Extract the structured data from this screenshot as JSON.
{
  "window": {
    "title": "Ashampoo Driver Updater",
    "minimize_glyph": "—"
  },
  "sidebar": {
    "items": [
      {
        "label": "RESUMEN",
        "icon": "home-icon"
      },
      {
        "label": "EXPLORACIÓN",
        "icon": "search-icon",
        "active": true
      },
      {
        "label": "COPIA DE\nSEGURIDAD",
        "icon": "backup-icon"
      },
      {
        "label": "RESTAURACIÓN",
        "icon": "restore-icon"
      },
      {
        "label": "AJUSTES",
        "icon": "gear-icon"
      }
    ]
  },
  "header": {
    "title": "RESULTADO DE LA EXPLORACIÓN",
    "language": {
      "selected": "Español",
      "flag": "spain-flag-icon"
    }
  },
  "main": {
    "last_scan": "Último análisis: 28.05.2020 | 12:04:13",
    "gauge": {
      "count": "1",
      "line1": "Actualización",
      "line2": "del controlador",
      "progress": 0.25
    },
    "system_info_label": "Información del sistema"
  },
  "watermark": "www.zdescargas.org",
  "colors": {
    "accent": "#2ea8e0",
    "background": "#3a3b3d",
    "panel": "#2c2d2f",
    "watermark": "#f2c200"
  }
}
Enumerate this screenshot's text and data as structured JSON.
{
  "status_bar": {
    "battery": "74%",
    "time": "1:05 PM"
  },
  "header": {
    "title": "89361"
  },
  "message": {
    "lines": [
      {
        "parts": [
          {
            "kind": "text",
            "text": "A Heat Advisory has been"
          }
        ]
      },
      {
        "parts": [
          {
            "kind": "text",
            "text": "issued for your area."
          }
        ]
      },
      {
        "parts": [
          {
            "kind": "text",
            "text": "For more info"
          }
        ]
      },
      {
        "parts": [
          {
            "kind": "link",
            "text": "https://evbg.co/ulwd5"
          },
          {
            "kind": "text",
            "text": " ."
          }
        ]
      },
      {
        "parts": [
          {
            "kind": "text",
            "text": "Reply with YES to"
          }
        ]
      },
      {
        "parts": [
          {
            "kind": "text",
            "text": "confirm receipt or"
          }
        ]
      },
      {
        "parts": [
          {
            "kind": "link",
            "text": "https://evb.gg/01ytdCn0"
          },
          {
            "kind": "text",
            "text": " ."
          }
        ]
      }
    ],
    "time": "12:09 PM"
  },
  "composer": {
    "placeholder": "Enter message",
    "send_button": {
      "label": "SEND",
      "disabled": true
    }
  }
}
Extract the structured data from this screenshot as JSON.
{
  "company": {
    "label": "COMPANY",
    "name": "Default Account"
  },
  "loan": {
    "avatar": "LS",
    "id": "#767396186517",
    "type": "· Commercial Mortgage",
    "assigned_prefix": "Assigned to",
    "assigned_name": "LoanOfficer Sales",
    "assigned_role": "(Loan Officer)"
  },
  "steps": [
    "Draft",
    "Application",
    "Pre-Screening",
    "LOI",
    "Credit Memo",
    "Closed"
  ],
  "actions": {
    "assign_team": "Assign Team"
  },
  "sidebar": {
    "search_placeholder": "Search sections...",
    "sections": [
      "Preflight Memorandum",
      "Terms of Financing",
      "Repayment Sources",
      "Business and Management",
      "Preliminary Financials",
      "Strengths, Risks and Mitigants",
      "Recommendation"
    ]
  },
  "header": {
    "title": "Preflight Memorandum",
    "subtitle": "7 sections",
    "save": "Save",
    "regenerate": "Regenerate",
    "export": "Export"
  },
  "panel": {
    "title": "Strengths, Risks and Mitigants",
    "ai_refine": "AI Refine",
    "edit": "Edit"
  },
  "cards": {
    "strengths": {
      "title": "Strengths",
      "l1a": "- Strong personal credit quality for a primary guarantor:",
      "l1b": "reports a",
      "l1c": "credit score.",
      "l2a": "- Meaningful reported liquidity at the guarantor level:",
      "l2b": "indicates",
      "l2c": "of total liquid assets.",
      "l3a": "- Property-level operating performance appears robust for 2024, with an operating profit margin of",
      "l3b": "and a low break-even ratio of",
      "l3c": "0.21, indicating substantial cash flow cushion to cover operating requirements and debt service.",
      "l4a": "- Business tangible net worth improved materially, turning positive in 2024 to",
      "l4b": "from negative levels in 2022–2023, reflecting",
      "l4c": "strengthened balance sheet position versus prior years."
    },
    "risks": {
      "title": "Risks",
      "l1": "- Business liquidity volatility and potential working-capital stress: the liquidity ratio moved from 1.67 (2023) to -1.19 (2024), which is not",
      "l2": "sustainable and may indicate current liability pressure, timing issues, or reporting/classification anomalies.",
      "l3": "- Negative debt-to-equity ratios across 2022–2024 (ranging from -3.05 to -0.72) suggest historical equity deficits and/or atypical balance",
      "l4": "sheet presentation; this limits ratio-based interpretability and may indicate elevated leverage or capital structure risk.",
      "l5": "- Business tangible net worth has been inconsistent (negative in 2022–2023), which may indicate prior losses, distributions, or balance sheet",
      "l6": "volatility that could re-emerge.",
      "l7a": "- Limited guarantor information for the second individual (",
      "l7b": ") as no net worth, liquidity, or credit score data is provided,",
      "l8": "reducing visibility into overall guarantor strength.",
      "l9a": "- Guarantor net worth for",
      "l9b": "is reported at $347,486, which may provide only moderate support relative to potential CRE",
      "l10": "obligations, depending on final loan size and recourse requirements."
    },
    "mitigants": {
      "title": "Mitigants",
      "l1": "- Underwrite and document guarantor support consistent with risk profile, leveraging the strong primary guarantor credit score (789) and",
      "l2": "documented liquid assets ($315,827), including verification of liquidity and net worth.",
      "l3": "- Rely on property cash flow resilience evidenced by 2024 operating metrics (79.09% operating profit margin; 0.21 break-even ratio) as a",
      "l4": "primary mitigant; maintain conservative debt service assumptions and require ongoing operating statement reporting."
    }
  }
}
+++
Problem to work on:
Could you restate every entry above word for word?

Solution to this exercise:
Extract the structured data from this screenshot as JSON.
{
  "window": {
    "title": "Ashampoo Driver Updater",
    "minimize_glyph": "—"
  },
  "sidebar": {
    "items": [
      {
        "label": "RESUMEN",
        "icon": "home-icon"
      },
      {
        "label": "EXPLORACIÓN",
        "icon": "search-icon",
        "active": true
      },
      {
        "label": "COPIA DE\nSEGURIDAD",
        "icon": "backup-icon"
      },
      {
        "label": "RESTAURACIÓN",
        "icon": "restore-icon"
      },
      {
        "label": "AJUSTES",
        "icon": "gear-icon"
      }
    ]
  },
  "header": {
    "title": "RESULTADO DE LA EXPLORACIÓN",
    "language": {
      "selected": "Español",
      "flag": "spain-flag-icon"
    }
  },
  "main": {
    "last_scan": "Último análisis: 28.05.2020 | 12:04:13",
    "gauge": {
      "count": "1",
      "line1": "Actualización",
      "line2": "del controlador",
      "progress": 0.25
    },
    "system_info_label": "Información del sistema"
  },
  "watermark": "www.zdescargas.org",
  "colors": {
    "accent": "#2ea8e0",
    "background": "#3a3b3d",
    "panel": "#2c2d2f",
    "watermark": "#f2c200"
  }
}
Enumerate this screenshot's text and data as structured JSON.
{
  "status_bar": {
    "battery": "74%",
    "time": "1:05 PM"
  },
  "header": {
    "title": "89361"
  },
  "message": {
    "lines": [
      {
        "parts": [
          {
            "kind": "text",
            "text": "A Heat Advisory has been"
          }
        ]
      },
      {
        "parts": [
          {
            "kind": "text",
            "text": "issued for your area."
          }
        ]
      },
      {
        "parts": [
          {
            "kind": "text",
            "text": "For more info"
          }
        ]
      },
      {
        "parts": [
          {
            "kind": "link",
            "text": "https://evbg.co/ulwd5"
          },
          {
            "kind": "text",
            "text": " ."
          }
        ]
      },
      {
        "parts": [
          {
            "kind": "text",
            "text": "Reply with YES to"
          }
        ]
      },
      {
        "parts": [
          {
            "kind": "text",
            "text": "confirm receipt or"
          }
        ]
      },
      {
        "parts": [
          {
            "kind": "link",
            "text": "https://evb.gg/01ytdCn0"
          },
          {
            "kind": "text",
            "text": " ."
          }
        ]
      }
    ],
    "time": "12:09 PM"
  },
  "composer": {
    "placeholder": "Enter message",
    "send_button": {
      "label": "SEND",
      "disabled": true
    }
  }
}
Extract the structured data from this screenshot as JSON.
{
  "company": {
    "label": "COMPANY",
    "name": "Default Account"
  },
  "loan": {
    "avatar": "LS",
    "id": "#767396186517",
    "type": "· Commercial Mortgage",
    "assigned_prefix": "Assigned to",
    "assigned_name": "LoanOfficer Sales",
    "assigned_role": "(Loan Officer)"
  },
  "steps": [
    "Draft",
    "Application",
    "Pre-Screening",
    "LOI",
    "Credit Memo",
    "Closed"
  ],
  "actions": {
    "assign_team": "Assign Team"
  },
  "sidebar": {
    "search_placeholder": "Search sections...",
    "sections": [
      "Preflight Memorandum",
      "Terms of Financing",
      "Repayment Sources",
      "Business and Management",
      "Preliminary Financials",
      "Strengths, Risks and Mitigants",
      "Recommendation"
    ]
  },
  "header": {
    "title": "Preflight Memorandum",
    "subtitle": "7 sections",
    "save": "Save",
    "regenerate": "Regenerate",
    "export": "Export"
  },
  "panel": {
    "title": "Strengths, Risks and Mitigants",
    "ai_refine": "AI Refine",
    "edit": "Edit"
  },
  "cards": {
    "strengths": {
      "title": "Strengths",
      "l1a": "- Strong personal credit quality for a primary guarantor:",
      "l1b": "reports a",
      "l1c": "credit score.",
      "l2a": "- Meaningful reported liquidity at the guarantor level:",
      "l2b": "indicates",
      "l2c": "of total liquid assets.",
      "l3a": "- Property-level operating performance appears robust for 2024, with an operating profit margin of",
      "l3b": "and a low break-even ratio of",
      "l3c": "0.21, indicating substantial cash flow cushion to cover operating requirements and debt service.",
      "l4a": "- Business tangible net worth improved materially, turning positive in 2024 to",
      "l4b": "from negative levels in 2022–2023, reflecting",
      "l4c": "strengthened balance sheet position versus prior years."
    },
    "risks": {
      "title": "Risks",
      "l1": "- Business liquidity volatility and potential working-capital stress: the liquidity ratio moved from 1.67 (2023) to -1.19 (2024), which is not",
      "l2": "sustainable and may indicate current liability pressure, timing issues, or reporting/classification anomalies.",
      "l3": "- Negative debt-to-equity ratios across 2022–2024 (ranging from -3.05 to -0.72) suggest historical equity deficits and/or atypical balance",
      "l4": "sheet presentation; this limits ratio-based interpretability and may indicate elevated leverage or capital structure risk.",
      "l5": "- Business tangible net worth has been inconsistent (negative in 2022–2023), which may indicate prior losses, distributions, or balance sheet",
      "l6": "volatility that could re-emerge.",
      "l7a": "- Limited guarantor information for the second individual (",
      "l7b": ") as no net worth, liquidity, or credit score data is provided,",
      "l8": "reducing visibility into overall guarantor strength.",
      "l9a": "- Guarantor net worth for",
      "l9b": "is reported at $347,486, which may provide only moderate support relative to potential CRE",
      "l10": "obligations, depending on final loan size and recourse requirements."
    },
    "mitigants": {
      "title": "Mitigants",
      "l1": "- Underwrite and document guarantor support consistent with risk profile, leveraging the strong primary guarantor credit score (789) and",
      "l2": "documented liquid assets ($315,827), including verification of liquidity and net worth.",
      "l3": "- Rely on property cash flow resilience evidenced by 2024 operating metrics (79.09% operating profit margin; 0.21 break-even ratio) as a",
      "l4": "primary mitigant; maintain conservative debt service assumptions and require ongoing operating statement reporting."
    }
  }
}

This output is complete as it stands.